Several weeks ago, completely out of the blue, a box arrived in the mail with a General Cigar mailing label. Inside were three Punch Upper Cuts (which I reviewed recently), and three La Escepción 2009 Batets. Ordinarily I don’t review cigars sent to me without warning, but I was looking at a week without a specific plan, and well, they did send me enough of the same vitola to arrive at some sort of verdict. And as the newest addition to the humidor, they were literally on top of the cigar stack. So why not?
Part of the reason the package included both Punch Upper Cuts and La Escepción 2009’s is that they have a few things in common. Both are relatively new offerings by General Cigar, and each features that exclusive tobacco leaf from the volcanic Ometepe island in Lake Nicaragua. In the Upper Cut, the leaf is used in the filler. In La Escepción 2009, it’s the binder.
As indicated by the footband with the red “2009” on it, La Escepción is a limited annual release. And based on my research, this release differs in available sizes and blends from one year to another. The last time we had a look at the La Escepción line was way back in 2006 when Walt and Jerry reviewed 2005’s Connecticut Broadleaf-heavy “Serie V” edition. Since those early days of Stogie Review, the La Escepción VI was released, and then the line appears to have gone on haitus until last year. Now let’s see if it’s a comeback worth noting, or a familiar name just passing through.
Size: 5 x 54
Wrapper: Honduran Habano Talanga
Binder: Ometepe Nicaragua
Smoking Time: 1 1/4 hours
Source: Sample or Gift
Price: MSRP $5.39
The La Escepción Batet has a really stubby appearance, which I’m sure is due to it’s blunted torpedo cap and hefty 54 ring gauge. Looking the rustic reddish wrapper over, I noticed it had some dark dots and a kind of brushed-looking dark splotching in places. Aside from missing section of leaf along the spiraling end of the wrapper the cigars appeared to be free from superficial imperfections.

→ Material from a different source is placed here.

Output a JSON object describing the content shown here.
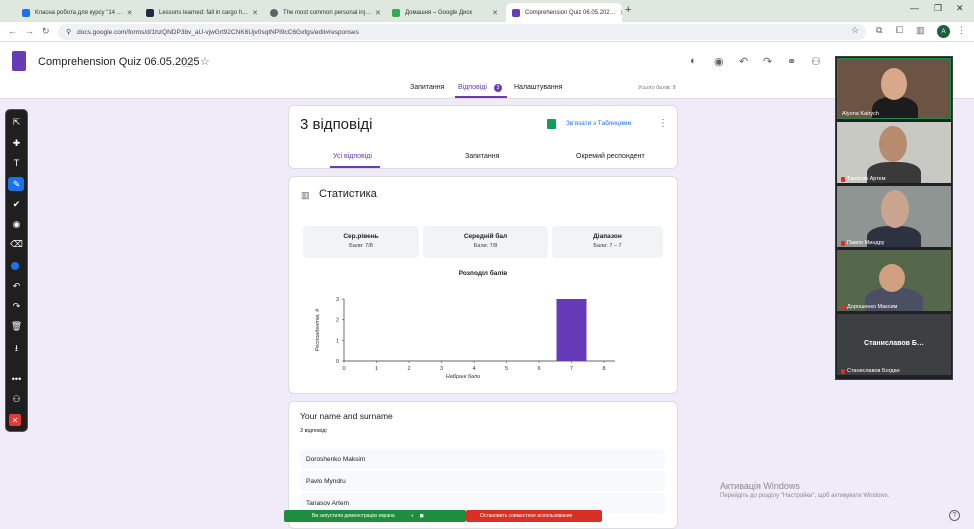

The Batets were also without significant veins and very smooth. The wrapper scent was a little unusual. Along with the standard compost element I usually detect, there was a smell that reminded me of something coastal. The kind of funky aroma you notice while collecting seashells. The cold draw tasted like sugary cedar.
It’s hard to find anything about the burning properties of the La Escepción Batet to complain about. The ash was an attractive, uniform, light gray and had surprising strength. With no special treatment, the ash held on the to end of one cigars until the beginning of the final third. Aside from a tight draw in one stick (which was corrected with a slightly deeper cut), the burn was about as close to perfect as you can get.
There was a great deal of caramel and fruit sweetness in the initial third of the La Escepción Batet. It wasn’t long before cedar and a touch of spice began to make an appearance and then a little later, a bit of white pepper.
The second third saw the cedar become more aromatic and prominent, and the fruity caramel flavors start to recede. By the halfway point, caramel was still a significant contributor, but the fruit element was completely gone. And by the end of this third the caramel was also a thing of the past.
As the cigar burned to its conclusion, spicy white pepper was the major component of the flavor and the cedar element was not much more than a hint in the finish.
You know how I love a quality cigar with a budget-friendly price tag. $5.39? That’s what I’m talking about!
How much I enjoyed the La Escepción Batet surprised me, which is no doubt partly due to my lukewarm reception of it’s Ometepe cousin, the Punch Upper Cut. The impressive burn and pleasant flavors made it easy to nub it every time, and there was a little sadness in watching the remnants slowly go out in the ash tray. The cigar seemed to be finished before it’s time. On the hand, the flavors, while enjoyable, weren’t particularly complex, so it is possible that a longer smoke may have lost some of my interest.
While I do see myself smoking more of these cigars in the future, I don’t see that happening in the evening. The La Escepción Batet clocks in as a medium bodied cigar, but some of the flavor elements seem too light to stand up to the heavier food, drink and smoke traffic of the day. I’d recommend trying this cigar, but be sure to do so when you have a clean palate.
Welcome back, La Escepción, it’s nice to see you again.
Liked It: Yes
Buy It Again: Yes
Recommend It: Yes
Tower of Burn
Here for your viewing pleasure is my trademark Tower of Burn.